__Data provided__
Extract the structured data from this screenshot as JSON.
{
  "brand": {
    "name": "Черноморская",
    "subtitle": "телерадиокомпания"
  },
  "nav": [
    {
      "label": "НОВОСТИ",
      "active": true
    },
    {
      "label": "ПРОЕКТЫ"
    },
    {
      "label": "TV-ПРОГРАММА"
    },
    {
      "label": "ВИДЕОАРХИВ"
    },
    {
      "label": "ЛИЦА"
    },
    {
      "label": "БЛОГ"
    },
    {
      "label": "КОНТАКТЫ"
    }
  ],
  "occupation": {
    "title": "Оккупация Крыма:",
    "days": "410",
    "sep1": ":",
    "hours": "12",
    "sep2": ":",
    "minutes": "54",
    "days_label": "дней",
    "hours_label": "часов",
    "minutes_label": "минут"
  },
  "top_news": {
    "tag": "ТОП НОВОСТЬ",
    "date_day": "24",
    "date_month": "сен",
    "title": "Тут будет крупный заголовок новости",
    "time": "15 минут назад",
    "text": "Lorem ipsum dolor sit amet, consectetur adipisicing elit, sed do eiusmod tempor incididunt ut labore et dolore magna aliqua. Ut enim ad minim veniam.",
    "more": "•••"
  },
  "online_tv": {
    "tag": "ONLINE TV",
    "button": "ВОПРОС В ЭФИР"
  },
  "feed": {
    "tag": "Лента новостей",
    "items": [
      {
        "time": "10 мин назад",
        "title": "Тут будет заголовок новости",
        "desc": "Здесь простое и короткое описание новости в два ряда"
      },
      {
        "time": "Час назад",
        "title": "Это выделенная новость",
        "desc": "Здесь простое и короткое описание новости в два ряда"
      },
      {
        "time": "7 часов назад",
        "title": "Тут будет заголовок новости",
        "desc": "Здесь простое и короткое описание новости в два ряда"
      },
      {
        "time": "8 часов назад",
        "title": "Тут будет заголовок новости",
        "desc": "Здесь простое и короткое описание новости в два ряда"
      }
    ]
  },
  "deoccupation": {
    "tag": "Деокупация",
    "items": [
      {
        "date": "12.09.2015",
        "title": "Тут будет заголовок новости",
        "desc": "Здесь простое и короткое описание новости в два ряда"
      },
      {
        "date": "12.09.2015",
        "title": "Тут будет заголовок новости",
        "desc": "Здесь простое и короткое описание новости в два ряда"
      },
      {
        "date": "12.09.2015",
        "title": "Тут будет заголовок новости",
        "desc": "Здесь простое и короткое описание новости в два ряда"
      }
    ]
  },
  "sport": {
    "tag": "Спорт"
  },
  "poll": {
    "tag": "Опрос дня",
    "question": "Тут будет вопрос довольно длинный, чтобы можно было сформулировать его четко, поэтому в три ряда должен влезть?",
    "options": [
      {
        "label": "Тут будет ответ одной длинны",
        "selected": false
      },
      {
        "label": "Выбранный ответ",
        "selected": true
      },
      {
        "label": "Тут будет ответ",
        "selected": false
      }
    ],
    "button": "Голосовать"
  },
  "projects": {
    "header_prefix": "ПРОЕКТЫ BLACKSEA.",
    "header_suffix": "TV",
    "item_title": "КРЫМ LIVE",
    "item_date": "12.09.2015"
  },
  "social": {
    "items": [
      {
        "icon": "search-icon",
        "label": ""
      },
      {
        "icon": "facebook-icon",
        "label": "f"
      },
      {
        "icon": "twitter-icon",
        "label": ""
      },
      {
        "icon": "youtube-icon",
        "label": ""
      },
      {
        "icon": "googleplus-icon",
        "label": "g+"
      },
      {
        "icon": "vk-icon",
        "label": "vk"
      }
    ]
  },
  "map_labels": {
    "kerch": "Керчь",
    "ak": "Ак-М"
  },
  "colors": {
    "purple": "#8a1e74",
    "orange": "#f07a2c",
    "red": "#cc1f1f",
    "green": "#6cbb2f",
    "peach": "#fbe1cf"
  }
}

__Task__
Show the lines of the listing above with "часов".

__Solution to the exercise__
    "hours_label": "часов",
        "time": "7 часов назад",
        "time": "8 часов назад",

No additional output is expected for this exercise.